*GIVEN RECORDS:*
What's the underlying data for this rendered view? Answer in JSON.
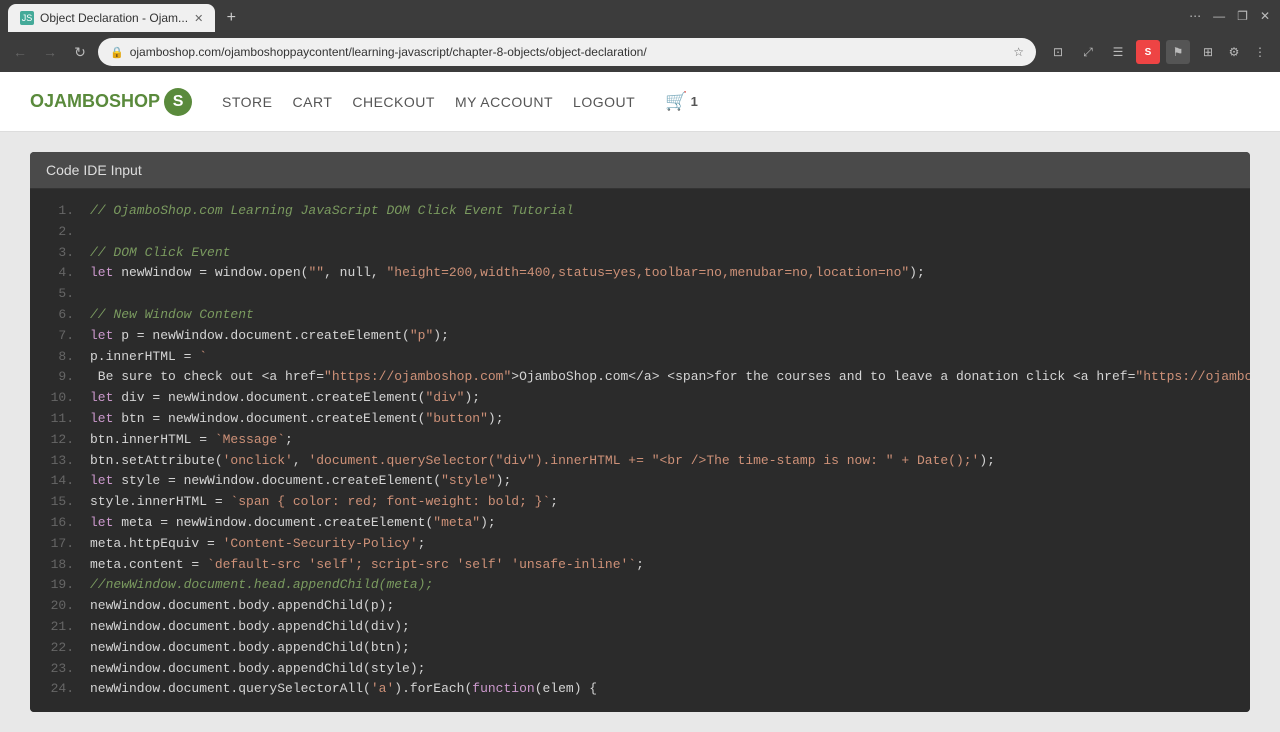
{
  "browser": {
    "tab_title": "Object Declaration - Ojam...",
    "tab_favicon": "JS",
    "url": "ojamboshop.com/ojamboshoppaycontent/learning-javascript/chapter-8-objects/object-declaration/",
    "new_tab_label": "+",
    "nav": {
      "back_disabled": true,
      "forward_disabled": true
    }
  },
  "site": {
    "logo_text": "OJAMBOSHOP",
    "logo_letter": "S",
    "nav_links": [
      {
        "label": "STORE",
        "id": "store"
      },
      {
        "label": "CART",
        "id": "cart"
      },
      {
        "label": "CHECKOUT",
        "id": "checkout"
      },
      {
        "label": "MY ACCOUNT",
        "id": "my-account"
      },
      {
        "label": "LOGOUT",
        "id": "logout"
      }
    ],
    "cart_count": "1"
  },
  "code_ide": {
    "header": "Code IDE Input",
    "lines": [
      {
        "num": "1.",
        "content": "comment_tutorial"
      },
      {
        "num": "2.",
        "content": "empty"
      },
      {
        "num": "3.",
        "content": "comment_dom"
      },
      {
        "num": "4.",
        "content": "let_newwindow"
      },
      {
        "num": "5.",
        "content": "empty"
      },
      {
        "num": "6.",
        "content": "comment_newwindow_content"
      },
      {
        "num": "7.",
        "content": "let_p"
      },
      {
        "num": "8.",
        "content": "p_innerhtml"
      },
      {
        "num": "9.",
        "content": "be_sure"
      },
      {
        "num": "10.",
        "content": "let_div"
      },
      {
        "num": "11.",
        "content": "let_btn"
      },
      {
        "num": "12.",
        "content": "btn_innerhtml"
      },
      {
        "num": "13.",
        "content": "btn_setattr"
      },
      {
        "num": "14.",
        "content": "let_style"
      },
      {
        "num": "15.",
        "content": "style_innerhtml"
      },
      {
        "num": "16.",
        "content": "let_meta"
      },
      {
        "num": "17.",
        "content": "meta_httpequiv"
      },
      {
        "num": "18.",
        "content": "meta_content"
      },
      {
        "num": "19.",
        "content": "comment_appendchild_meta"
      },
      {
        "num": "20.",
        "content": "appendchild_p"
      },
      {
        "num": "21.",
        "content": "appendchild_div"
      },
      {
        "num": "22.",
        "content": "appendchild_btn"
      },
      {
        "num": "23.",
        "content": "appendchild_style"
      },
      {
        "num": "24.",
        "content": "queryselectorall"
      }
    ]
  }
}
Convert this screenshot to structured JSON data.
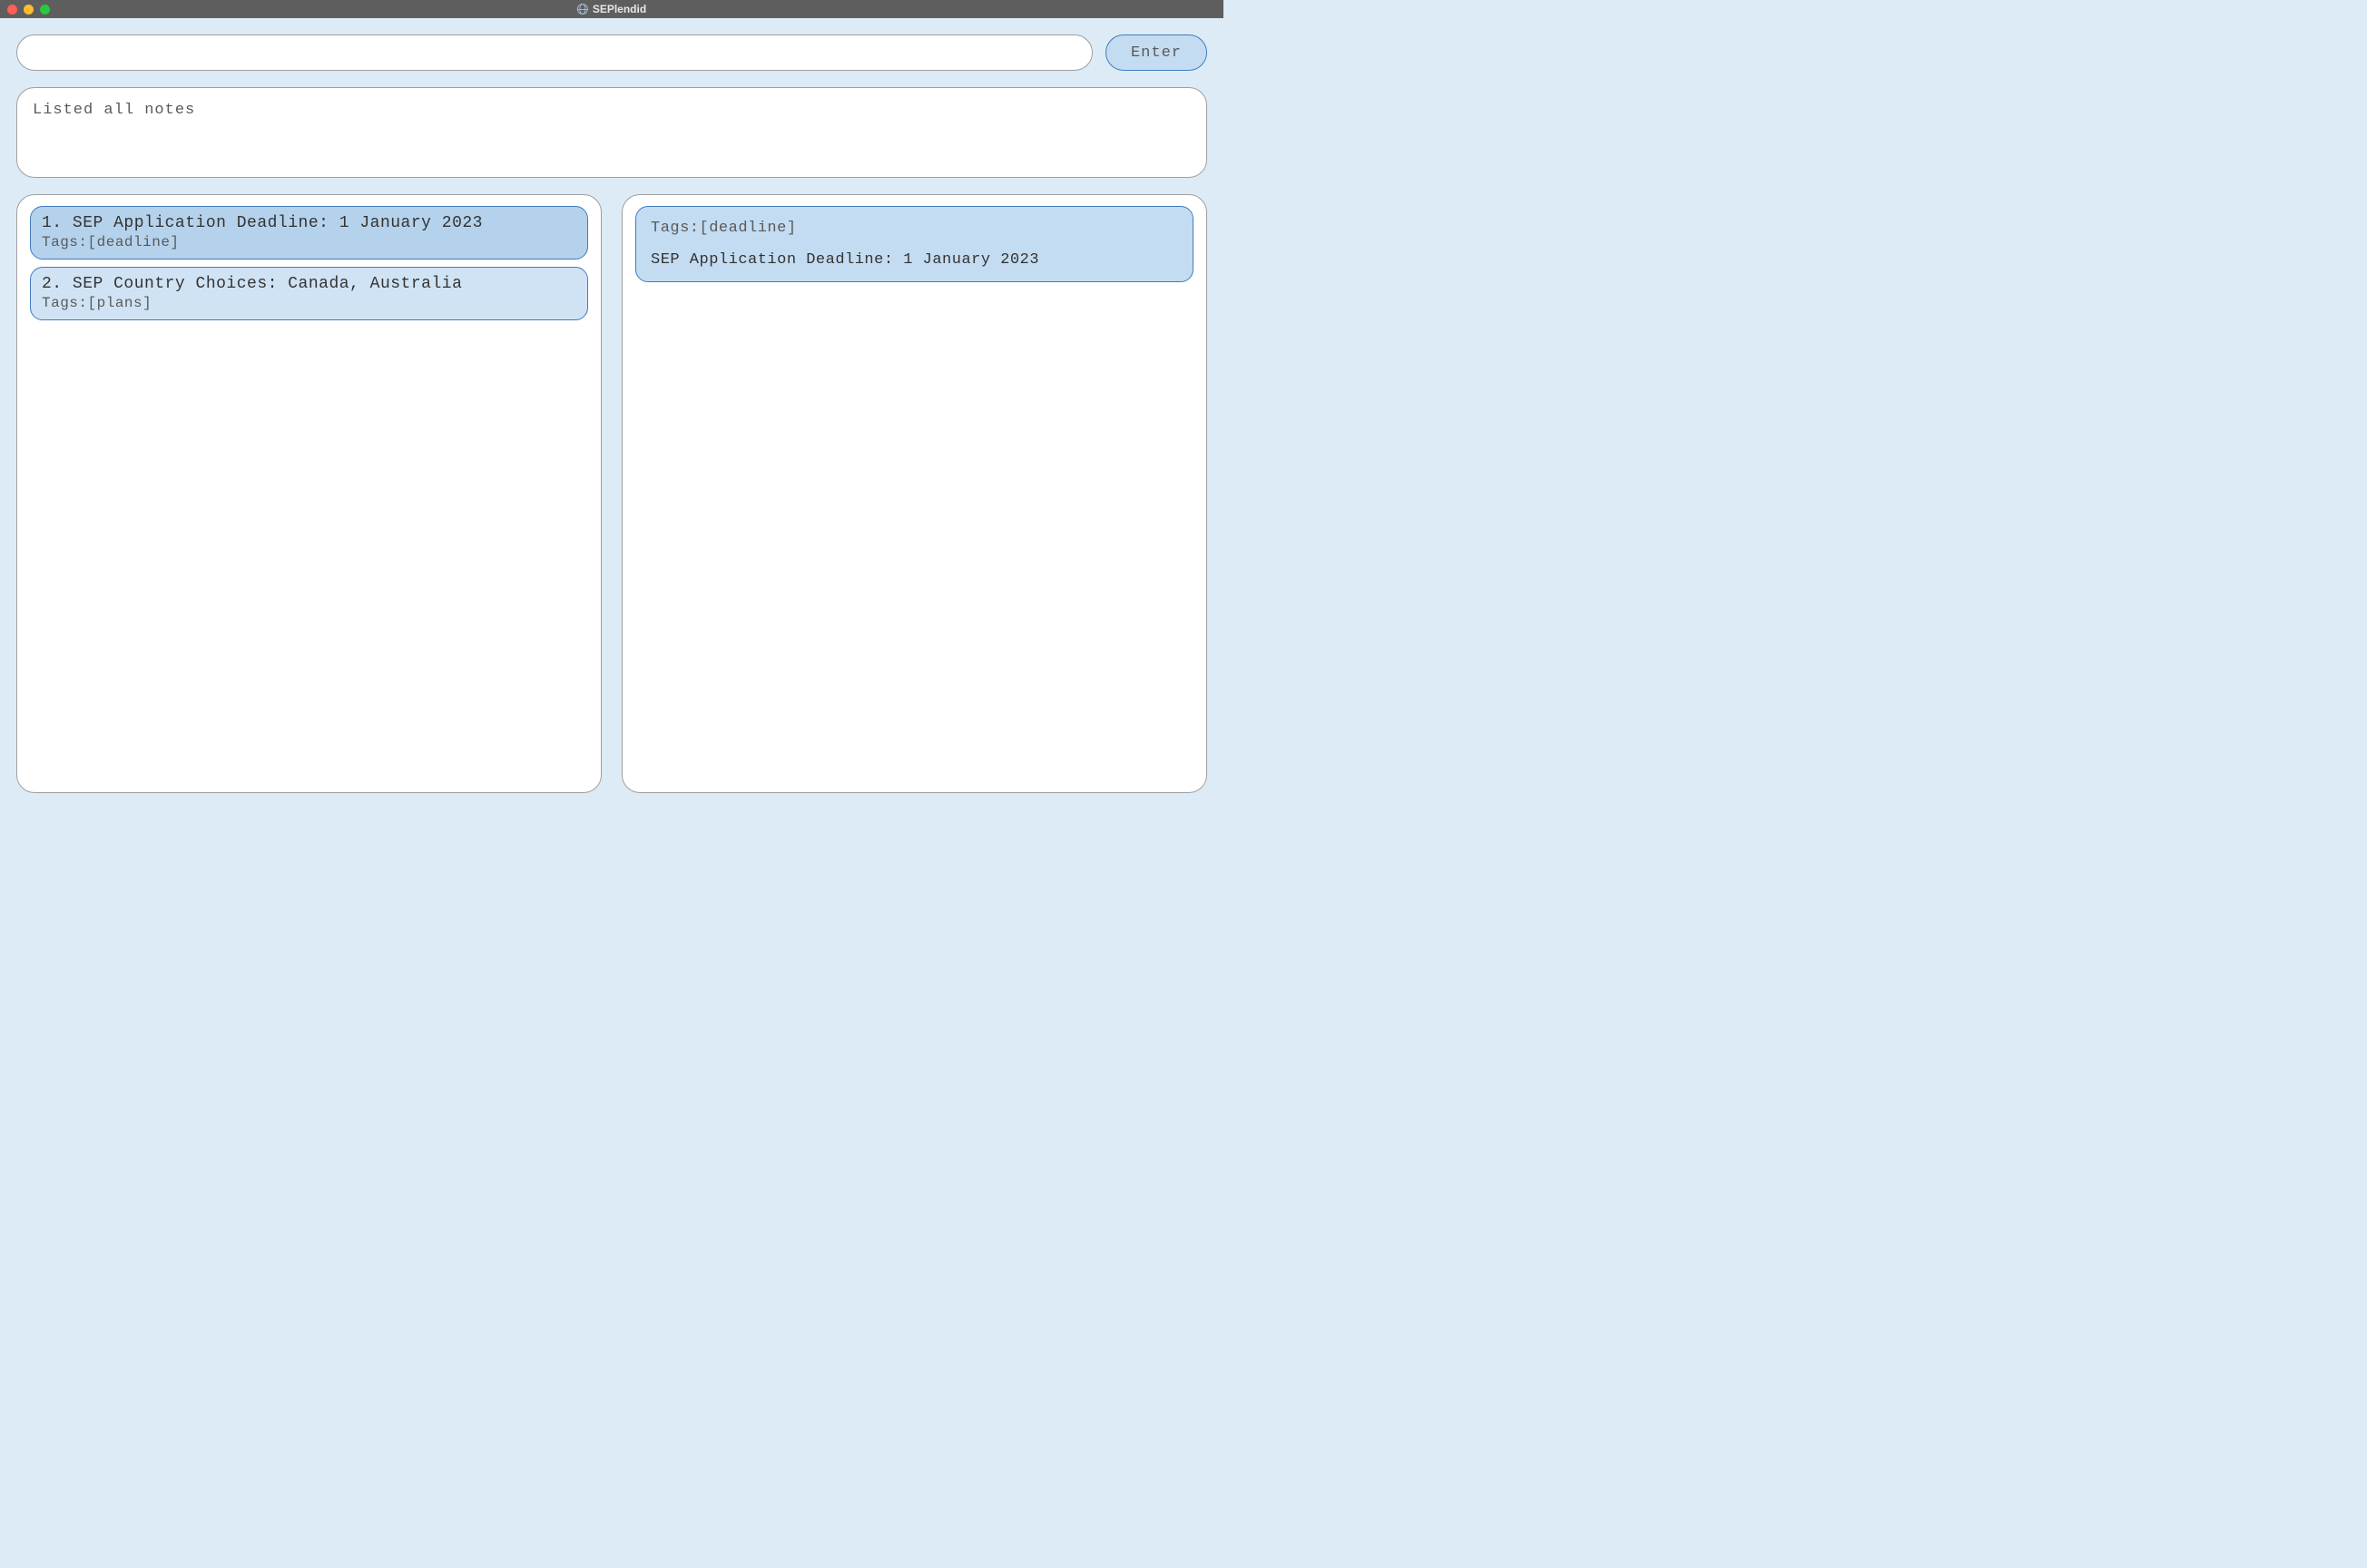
{
  "window": {
    "title": "SEPlendid"
  },
  "command": {
    "value": "",
    "placeholder": "",
    "enter_label": "Enter"
  },
  "result": {
    "message": "Listed all notes"
  },
  "notes": [
    {
      "index": "1.",
      "title": "SEP Application Deadline: 1 January 2023",
      "tags": "Tags:[deadline]",
      "selected": true
    },
    {
      "index": "2.",
      "title": "SEP Country Choices: Canada, Australia",
      "tags": "Tags:[plans]",
      "selected": false
    }
  ],
  "detail": {
    "tags": "Tags:[deadline]",
    "body": "SEP Application Deadline: 1 January 2023"
  }
}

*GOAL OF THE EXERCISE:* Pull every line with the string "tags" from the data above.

*ANSWER:*
      "tags": "Tags:[deadline]",
      "tags": "Tags:[plans]",
    "tags": "Tags:[deadline]",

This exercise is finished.